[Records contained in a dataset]

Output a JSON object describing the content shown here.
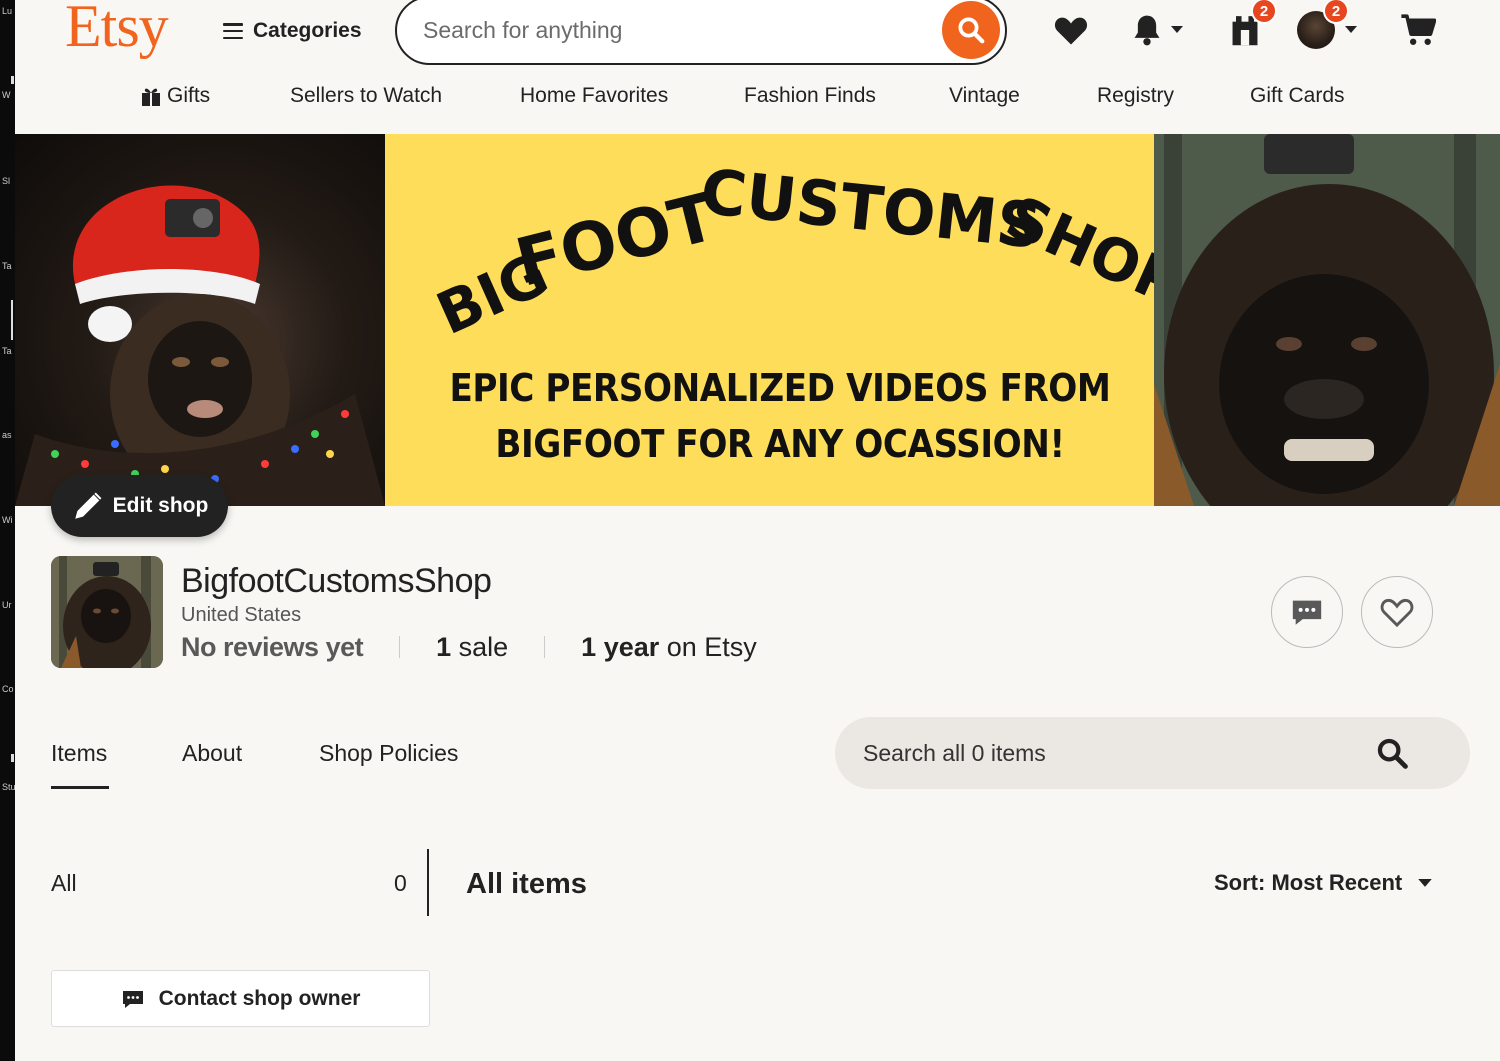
{
  "header": {
    "logo": "Etsy",
    "categories_label": "Categories",
    "search_placeholder": "Search for anything",
    "badges": {
      "registry": "2",
      "account": "2"
    }
  },
  "nav": {
    "items": [
      {
        "label": "Gifts"
      },
      {
        "label": "Sellers to Watch"
      },
      {
        "label": "Home Favorites"
      },
      {
        "label": "Fashion Finds"
      },
      {
        "label": "Vintage"
      },
      {
        "label": "Registry"
      },
      {
        "label": "Gift Cards"
      }
    ]
  },
  "banner": {
    "headline_words": [
      "BIG",
      "FOOT",
      "CUSTOMS",
      "SHOP"
    ],
    "subline_1": "EPIC PERSONALIZED VIDEOS FROM",
    "subline_2": "BIGFOOT FOR ANY OCASSION!"
  },
  "edit_shop_label": "Edit shop",
  "shop": {
    "name": "BigfootCustomsShop",
    "location": "United States",
    "reviews": "No reviews yet",
    "sales_count": "1",
    "sales_label": "sale",
    "years_count": "1 year",
    "years_label": "on Etsy"
  },
  "tabs": [
    {
      "label": "Items",
      "active": true
    },
    {
      "label": "About"
    },
    {
      "label": "Shop Policies"
    }
  ],
  "shop_search_placeholder": "Search all 0 items",
  "sections": {
    "all_label": "All",
    "all_count": "0",
    "title": "All items",
    "sort_label": "Sort: Most Recent"
  },
  "contact_label": "Contact shop owner",
  "left_strip_labels": [
    "Lu",
    "W",
    "Sl",
    "Ta",
    "Ta",
    "as",
    "Wi",
    "Ur",
    "Co",
    "Stu"
  ],
  "colors": {
    "brand": "#f1641e",
    "badge": "#e8461e",
    "banner_bg": "#fedd5a",
    "page_bg": "#f8f7f4"
  }
}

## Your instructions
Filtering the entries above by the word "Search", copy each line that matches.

## Expected answer
    "search_placeholder": "Search for anything",
  "shop_search_placeholder": "Search all 0 items",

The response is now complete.